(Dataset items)
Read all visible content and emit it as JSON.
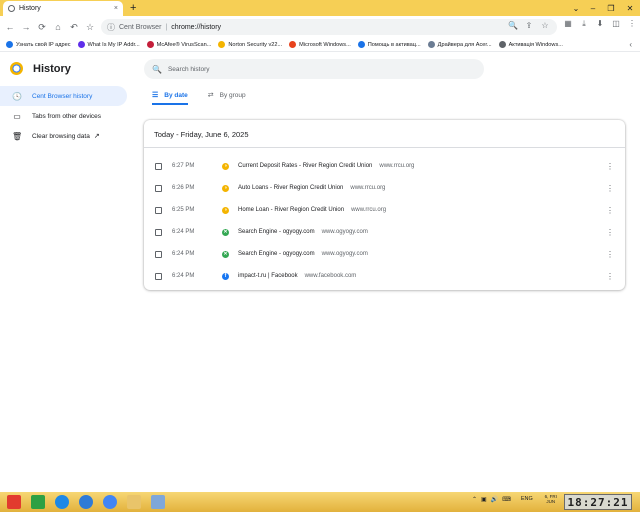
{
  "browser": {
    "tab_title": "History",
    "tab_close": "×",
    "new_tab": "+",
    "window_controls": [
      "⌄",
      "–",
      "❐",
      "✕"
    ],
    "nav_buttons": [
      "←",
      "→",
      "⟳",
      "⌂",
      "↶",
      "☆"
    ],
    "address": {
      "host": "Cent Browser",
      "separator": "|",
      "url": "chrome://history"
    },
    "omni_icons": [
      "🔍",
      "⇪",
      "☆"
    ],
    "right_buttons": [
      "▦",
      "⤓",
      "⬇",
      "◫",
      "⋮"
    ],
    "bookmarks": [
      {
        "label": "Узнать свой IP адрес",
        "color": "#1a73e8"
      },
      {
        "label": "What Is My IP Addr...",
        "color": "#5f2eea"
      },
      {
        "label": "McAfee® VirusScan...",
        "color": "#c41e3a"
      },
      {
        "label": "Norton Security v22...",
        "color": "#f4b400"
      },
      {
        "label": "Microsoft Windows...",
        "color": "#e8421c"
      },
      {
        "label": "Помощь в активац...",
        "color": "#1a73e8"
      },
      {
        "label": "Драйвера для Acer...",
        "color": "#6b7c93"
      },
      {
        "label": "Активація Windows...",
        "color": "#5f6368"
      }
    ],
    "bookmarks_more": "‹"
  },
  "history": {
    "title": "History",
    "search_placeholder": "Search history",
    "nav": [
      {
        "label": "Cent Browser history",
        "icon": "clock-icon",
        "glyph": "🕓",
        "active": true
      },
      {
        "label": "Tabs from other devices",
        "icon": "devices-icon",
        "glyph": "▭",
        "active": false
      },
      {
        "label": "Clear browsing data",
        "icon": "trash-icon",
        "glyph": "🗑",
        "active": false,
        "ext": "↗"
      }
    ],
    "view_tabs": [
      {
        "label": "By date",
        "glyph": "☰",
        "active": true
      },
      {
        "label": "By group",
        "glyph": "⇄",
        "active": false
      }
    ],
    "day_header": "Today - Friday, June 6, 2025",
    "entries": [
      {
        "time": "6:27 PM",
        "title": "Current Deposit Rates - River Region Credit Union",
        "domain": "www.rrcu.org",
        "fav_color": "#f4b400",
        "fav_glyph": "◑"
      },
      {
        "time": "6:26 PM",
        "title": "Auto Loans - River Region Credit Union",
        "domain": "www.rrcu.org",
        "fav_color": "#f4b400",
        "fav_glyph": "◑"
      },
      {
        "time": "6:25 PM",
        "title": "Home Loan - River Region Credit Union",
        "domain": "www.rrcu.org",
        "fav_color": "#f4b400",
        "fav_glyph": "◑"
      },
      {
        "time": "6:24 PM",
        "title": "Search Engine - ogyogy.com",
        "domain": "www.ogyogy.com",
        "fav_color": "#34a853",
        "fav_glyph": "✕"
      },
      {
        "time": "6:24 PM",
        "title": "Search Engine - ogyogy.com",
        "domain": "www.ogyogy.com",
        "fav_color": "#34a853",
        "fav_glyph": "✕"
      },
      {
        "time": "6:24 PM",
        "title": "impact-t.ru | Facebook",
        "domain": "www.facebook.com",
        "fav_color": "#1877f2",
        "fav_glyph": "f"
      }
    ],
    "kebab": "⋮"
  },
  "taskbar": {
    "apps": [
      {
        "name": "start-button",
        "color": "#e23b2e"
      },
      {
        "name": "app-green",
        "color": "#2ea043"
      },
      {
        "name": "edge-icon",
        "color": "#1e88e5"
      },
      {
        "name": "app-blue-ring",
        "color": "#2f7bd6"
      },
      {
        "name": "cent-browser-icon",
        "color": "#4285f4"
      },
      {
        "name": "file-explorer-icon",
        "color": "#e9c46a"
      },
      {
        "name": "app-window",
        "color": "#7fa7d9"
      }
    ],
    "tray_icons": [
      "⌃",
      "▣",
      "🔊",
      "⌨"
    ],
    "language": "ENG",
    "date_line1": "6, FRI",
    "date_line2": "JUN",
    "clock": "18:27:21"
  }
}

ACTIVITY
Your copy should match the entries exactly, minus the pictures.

SOLUTION TO THE PROBLEM
Read all visible content and emit it as JSON.
{
  "browser": {
    "tab_title": "History",
    "tab_close": "×",
    "new_tab": "+",
    "window_controls": [
      "⌄",
      "–",
      "❐",
      "✕"
    ],
    "nav_buttons": [
      "←",
      "→",
      "⟳",
      "⌂",
      "↶",
      "☆"
    ],
    "address": {
      "host": "Cent Browser",
      "separator": "|",
      "url": "chrome://history"
    },
    "omni_icons": [
      "🔍",
      "⇪",
      "☆"
    ],
    "right_buttons": [
      "▦",
      "⤓",
      "⬇",
      "◫",
      "⋮"
    ],
    "bookmarks": [
      {
        "label": "Узнать свой IP адрес",
        "color": "#1a73e8"
      },
      {
        "label": "What Is My IP Addr...",
        "color": "#5f2eea"
      },
      {
        "label": "McAfee® VirusScan...",
        "color": "#c41e3a"
      },
      {
        "label": "Norton Security v22...",
        "color": "#f4b400"
      },
      {
        "label": "Microsoft Windows...",
        "color": "#e8421c"
      },
      {
        "label": "Помощь в активац...",
        "color": "#1a73e8"
      },
      {
        "label": "Драйвера для Acer...",
        "color": "#6b7c93"
      },
      {
        "label": "Активація Windows...",
        "color": "#5f6368"
      }
    ],
    "bookmarks_more": "‹"
  },
  "history": {
    "title": "History",
    "search_placeholder": "Search history",
    "nav": [
      {
        "label": "Cent Browser history",
        "icon": "clock-icon",
        "glyph": "🕓",
        "active": true
      },
      {
        "label": "Tabs from other devices",
        "icon": "devices-icon",
        "glyph": "▭",
        "active": false
      },
      {
        "label": "Clear browsing data",
        "icon": "trash-icon",
        "glyph": "🗑",
        "active": false,
        "ext": "↗"
      }
    ],
    "view_tabs": [
      {
        "label": "By date",
        "glyph": "☰",
        "active": true
      },
      {
        "label": "By group",
        "glyph": "⇄",
        "active": false
      }
    ],
    "day_header": "Today - Friday, June 6, 2025",
    "entries": [
      {
        "time": "6:27 PM",
        "title": "Current Deposit Rates - River Region Credit Union",
        "domain": "www.rrcu.org",
        "fav_color": "#f4b400",
        "fav_glyph": "◑"
      },
      {
        "time": "6:26 PM",
        "title": "Auto Loans - River Region Credit Union",
        "domain": "www.rrcu.org",
        "fav_color": "#f4b400",
        "fav_glyph": "◑"
      },
      {
        "time": "6:25 PM",
        "title": "Home Loan - River Region Credit Union",
        "domain": "www.rrcu.org",
        "fav_color": "#f4b400",
        "fav_glyph": "◑"
      },
      {
        "time": "6:24 PM",
        "title": "Search Engine - ogyogy.com",
        "domain": "www.ogyogy.com",
        "fav_color": "#34a853",
        "fav_glyph": "✕"
      },
      {
        "time": "6:24 PM",
        "title": "Search Engine - ogyogy.com",
        "domain": "www.ogyogy.com",
        "fav_color": "#34a853",
        "fav_glyph": "✕"
      },
      {
        "time": "6:24 PM",
        "title": "impact-t.ru | Facebook",
        "domain": "www.facebook.com",
        "fav_color": "#1877f2",
        "fav_glyph": "f"
      }
    ],
    "kebab": "⋮"
  },
  "taskbar": {
    "apps": [
      {
        "name": "start-button",
        "color": "#e23b2e"
      },
      {
        "name": "app-green",
        "color": "#2ea043"
      },
      {
        "name": "edge-icon",
        "color": "#1e88e5"
      },
      {
        "name": "app-blue-ring",
        "color": "#2f7bd6"
      },
      {
        "name": "cent-browser-icon",
        "color": "#4285f4"
      },
      {
        "name": "file-explorer-icon",
        "color": "#e9c46a"
      },
      {
        "name": "app-window",
        "color": "#7fa7d9"
      }
    ],
    "tray_icons": [
      "⌃",
      "▣",
      "🔊",
      "⌨"
    ],
    "language": "ENG",
    "date_line1": "6, FRI",
    "date_line2": "JUN",
    "clock": "18:27:21"
  }
}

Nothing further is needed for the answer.